• _Problem details_
Type the entries out again exactly as they read, but leave every picture behind.

• _Recorded information_
= Beginning of Section =

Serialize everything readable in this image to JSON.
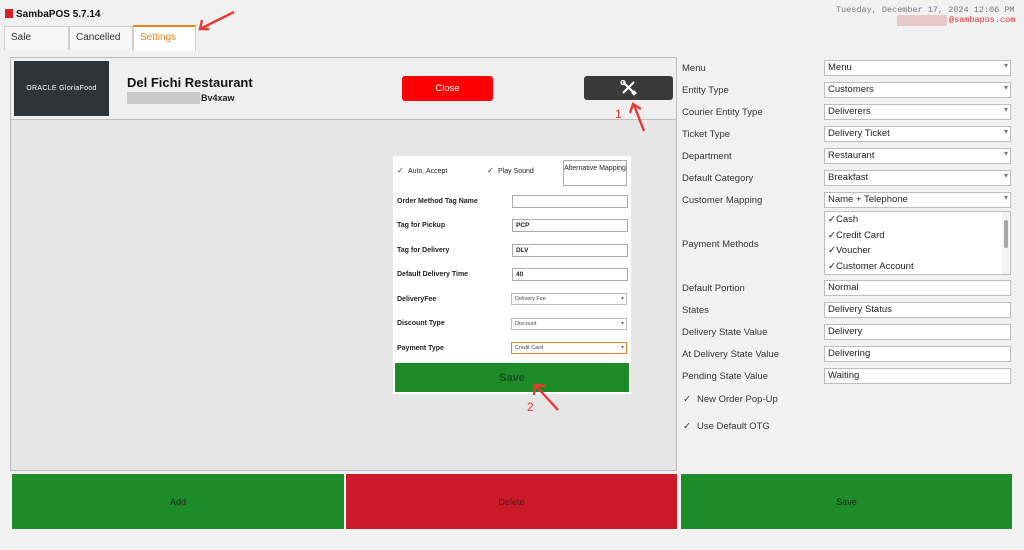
{
  "window": {
    "title": "SambaPOS 5.7.14",
    "datetime": "Tuesday, December 17, 2024 12:06 PM",
    "user_email": "@sambapos.com"
  },
  "tabs": [
    {
      "label": "Sale"
    },
    {
      "label": "Cancelled"
    },
    {
      "label": "Settings"
    }
  ],
  "header": {
    "logo_text": "ORACLE GloriaFood",
    "restaurant_name": "Del Fichi Restaurant",
    "restaurant_code": "Bv4xaw",
    "close_label": "Close",
    "tools_icon": "tools-icon"
  },
  "form": {
    "auto_accept_label": "Auto. Accept",
    "auto_accept_checked": true,
    "play_sound_label": "Play Sound",
    "play_sound_checked": true,
    "alternative_mapping_label": "Alternative Mapping",
    "order_method_tag_name_label": "Order Method Tag Name",
    "order_method_tag_name_value": "",
    "tag_for_pickup_label": "Tag for Pickup",
    "tag_for_pickup_value": "PCP",
    "tag_for_delivery_label": "Tag for Delivery",
    "tag_for_delivery_value": "DLV",
    "default_delivery_time_label": "Default Delivery Time",
    "default_delivery_time_value": "40",
    "delivery_fee_label": "DeliveryFee",
    "delivery_fee_value": "Delivery Fee",
    "discount_type_label": "Discount Type",
    "discount_type_value": "Discount",
    "payment_type_label": "Payment Type",
    "payment_type_value": "Credit Card",
    "save_label": "Save"
  },
  "annotations": {
    "marker_1": "1",
    "marker_2": "2",
    "arrow_color": "#e53935"
  },
  "bottom_buttons": {
    "add_label": "Add",
    "delete_label": "Delete",
    "save_label": "Save"
  },
  "settings": {
    "menu_label": "Menu",
    "menu_value": "Menu",
    "entity_type_label": "Entity Type",
    "entity_type_value": "Customers",
    "courier_entity_type_label": "Courier Entity Type",
    "courier_entity_type_value": "Deliverers",
    "ticket_type_label": "Ticket Type",
    "ticket_type_value": "Delivery Ticket",
    "department_label": "Department",
    "department_value": "Restaurant",
    "default_category_label": "Default Category",
    "default_category_value": "Breakfast",
    "customer_mapping_label": "Customer Mapping",
    "customer_mapping_value": "Name + Telephone",
    "payment_methods_label": "Payment Methods",
    "payment_methods": [
      {
        "label": "Cash",
        "checked": true
      },
      {
        "label": "Credit Card",
        "checked": true
      },
      {
        "label": "Voucher",
        "checked": true
      },
      {
        "label": "Customer Account",
        "checked": true
      }
    ],
    "default_portion_label": "Default Portion",
    "default_portion_value": "Normal",
    "states_label": "States",
    "states_value": "Delivery Status",
    "delivery_state_value_label": "Delivery State Value",
    "delivery_state_value": "Delivery",
    "at_delivery_state_value_label": "At Delivery State Value",
    "at_delivery_state_value": "Delivering",
    "pending_state_value_label": "Pending State Value",
    "pending_state_value": "Waiting",
    "new_order_popup_label": "New Order Pop-Up",
    "new_order_popup_checked": true,
    "use_default_otg_label": "Use Default OTG",
    "use_default_otg_checked": true
  },
  "colors": {
    "accent": "#e8871e",
    "close_red": "#fe0000",
    "save_green": "#1d8c28",
    "delete_red": "#cc1a28"
  }
}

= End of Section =

• _Task solution_
Serialize everything readable in this image to JSON.
{
  "window": {
    "title": "SambaPOS 5.7.14",
    "datetime": "Tuesday, December 17, 2024 12:06 PM",
    "user_email": "@sambapos.com"
  },
  "tabs": [
    {
      "label": "Sale"
    },
    {
      "label": "Cancelled"
    },
    {
      "label": "Settings"
    }
  ],
  "header": {
    "logo_text": "ORACLE GloriaFood",
    "restaurant_name": "Del Fichi Restaurant",
    "restaurant_code": "Bv4xaw",
    "close_label": "Close",
    "tools_icon": "tools-icon"
  },
  "form": {
    "auto_accept_label": "Auto. Accept",
    "auto_accept_checked": true,
    "play_sound_label": "Play Sound",
    "play_sound_checked": true,
    "alternative_mapping_label": "Alternative Mapping",
    "order_method_tag_name_label": "Order Method Tag Name",
    "order_method_tag_name_value": "",
    "tag_for_pickup_label": "Tag for Pickup",
    "tag_for_pickup_value": "PCP",
    "tag_for_delivery_label": "Tag for Delivery",
    "tag_for_delivery_value": "DLV",
    "default_delivery_time_label": "Default Delivery Time",
    "default_delivery_time_value": "40",
    "delivery_fee_label": "DeliveryFee",
    "delivery_fee_value": "Delivery Fee",
    "discount_type_label": "Discount Type",
    "discount_type_value": "Discount",
    "payment_type_label": "Payment Type",
    "payment_type_value": "Credit Card",
    "save_label": "Save"
  },
  "annotations": {
    "marker_1": "1",
    "marker_2": "2",
    "arrow_color": "#e53935"
  },
  "bottom_buttons": {
    "add_label": "Add",
    "delete_label": "Delete",
    "save_label": "Save"
  },
  "settings": {
    "menu_label": "Menu",
    "menu_value": "Menu",
    "entity_type_label": "Entity Type",
    "entity_type_value": "Customers",
    "courier_entity_type_label": "Courier Entity Type",
    "courier_entity_type_value": "Deliverers",
    "ticket_type_label": "Ticket Type",
    "ticket_type_value": "Delivery Ticket",
    "department_label": "Department",
    "department_value": "Restaurant",
    "default_category_label": "Default Category",
    "default_category_value": "Breakfast",
    "customer_mapping_label": "Customer Mapping",
    "customer_mapping_value": "Name + Telephone",
    "payment_methods_label": "Payment Methods",
    "payment_methods": [
      {
        "label": "Cash",
        "checked": true
      },
      {
        "label": "Credit Card",
        "checked": true
      },
      {
        "label": "Voucher",
        "checked": true
      },
      {
        "label": "Customer Account",
        "checked": true
      }
    ],
    "default_portion_label": "Default Portion",
    "default_portion_value": "Normal",
    "states_label": "States",
    "states_value": "Delivery Status",
    "delivery_state_value_label": "Delivery State Value",
    "delivery_state_value": "Delivery",
    "at_delivery_state_value_label": "At Delivery State Value",
    "at_delivery_state_value": "Delivering",
    "pending_state_value_label": "Pending State Value",
    "pending_state_value": "Waiting",
    "new_order_popup_label": "New Order Pop-Up",
    "new_order_popup_checked": true,
    "use_default_otg_label": "Use Default OTG",
    "use_default_otg_checked": true
  },
  "colors": {
    "accent": "#e8871e",
    "close_red": "#fe0000",
    "save_green": "#1d8c28",
    "delete_red": "#cc1a28"
  }
}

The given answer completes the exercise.